WHAT YOU SHOULD DO » Reproduce each record exactly. The pictures should be skipped.

SOURCE DATA »
┄┄┄┄┄┄┄┄┄┄┄┄┄┄┄┄┄┄┄┄

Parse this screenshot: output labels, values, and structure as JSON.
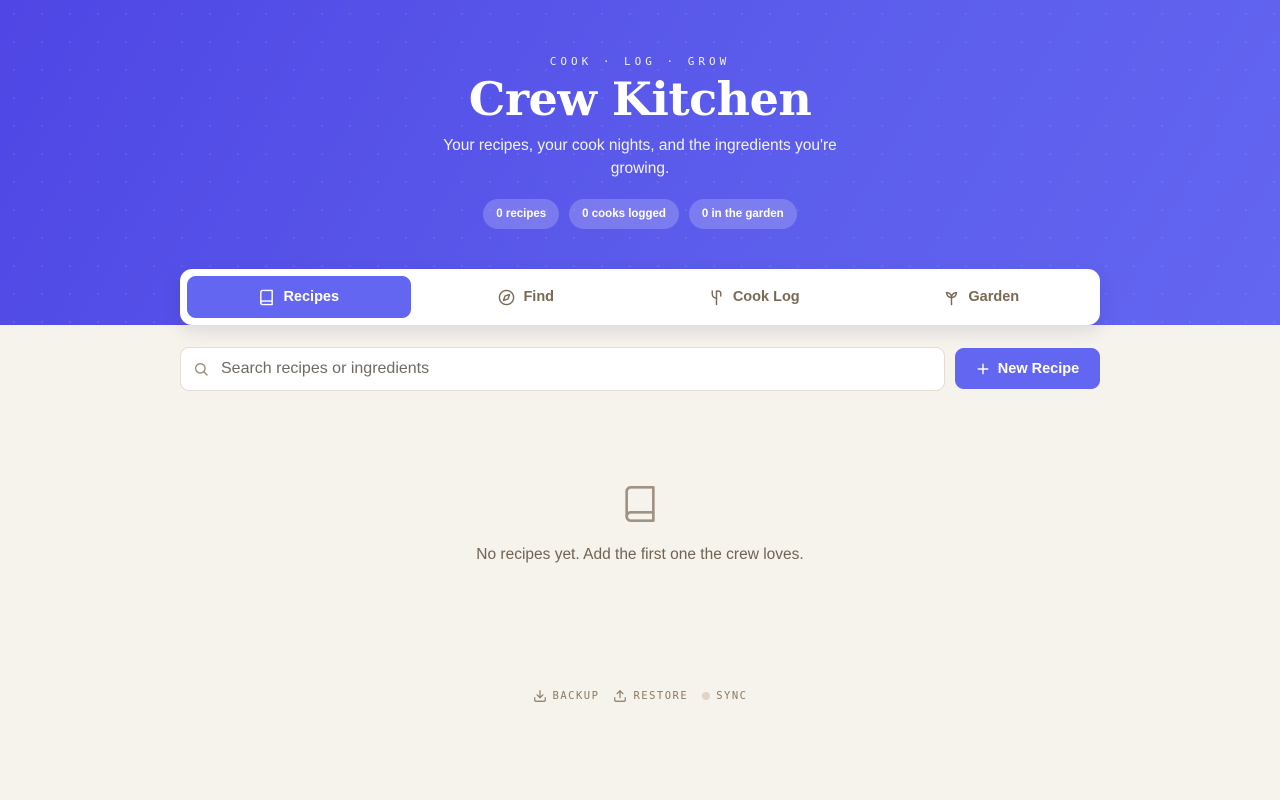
{
  "hero": {
    "eyebrow": "COOK · LOG · GROW",
    "title": "Crew Kitchen",
    "subtitle": "Your recipes, your cook nights, and the ingredients you're growing.",
    "stats": [
      {
        "label": "0 recipes"
      },
      {
        "label": "0 cooks logged"
      },
      {
        "label": "0 in the garden"
      }
    ]
  },
  "tabs": [
    {
      "label": "Recipes",
      "icon": "book-icon",
      "active": true
    },
    {
      "label": "Find",
      "icon": "compass-icon",
      "active": false
    },
    {
      "label": "Cook Log",
      "icon": "utensils-icon",
      "active": false
    },
    {
      "label": "Garden",
      "icon": "sprout-icon",
      "active": false
    }
  ],
  "search": {
    "placeholder": "Search recipes or ingredients",
    "value": ""
  },
  "new_recipe": {
    "label": "New Recipe",
    "icon": "plus-icon"
  },
  "empty_state": {
    "icon": "book-icon",
    "message": "No recipes yet. Add the first one the crew loves."
  },
  "footer": {
    "backup": "BACKUP",
    "restore": "RESTORE",
    "sync": "SYNC"
  },
  "colors": {
    "accent": "#6366f1",
    "hero_start": "#4f46e5",
    "background": "#f6f2ec",
    "muted_text": "#7a6a55",
    "sync_status_dot": "#dfd3c4"
  }
}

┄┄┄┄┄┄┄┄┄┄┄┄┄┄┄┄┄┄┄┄

TASK RESULT »
Parse this screenshot: output labels, values, and structure as JSON.
{
  "hero": {
    "eyebrow": "COOK · LOG · GROW",
    "title": "Crew Kitchen",
    "subtitle": "Your recipes, your cook nights, and the ingredients you're growing.",
    "stats": [
      {
        "label": "0 recipes"
      },
      {
        "label": "0 cooks logged"
      },
      {
        "label": "0 in the garden"
      }
    ]
  },
  "tabs": [
    {
      "label": "Recipes",
      "icon": "book-icon",
      "active": true
    },
    {
      "label": "Find",
      "icon": "compass-icon",
      "active": false
    },
    {
      "label": "Cook Log",
      "icon": "utensils-icon",
      "active": false
    },
    {
      "label": "Garden",
      "icon": "sprout-icon",
      "active": false
    }
  ],
  "search": {
    "placeholder": "Search recipes or ingredients",
    "value": ""
  },
  "new_recipe": {
    "label": "New Recipe",
    "icon": "plus-icon"
  },
  "empty_state": {
    "icon": "book-icon",
    "message": "No recipes yet. Add the first one the crew loves."
  },
  "footer": {
    "backup": "BACKUP",
    "restore": "RESTORE",
    "sync": "SYNC"
  },
  "colors": {
    "accent": "#6366f1",
    "hero_start": "#4f46e5",
    "background": "#f6f2ec",
    "muted_text": "#7a6a55",
    "sync_status_dot": "#dfd3c4"
  }
}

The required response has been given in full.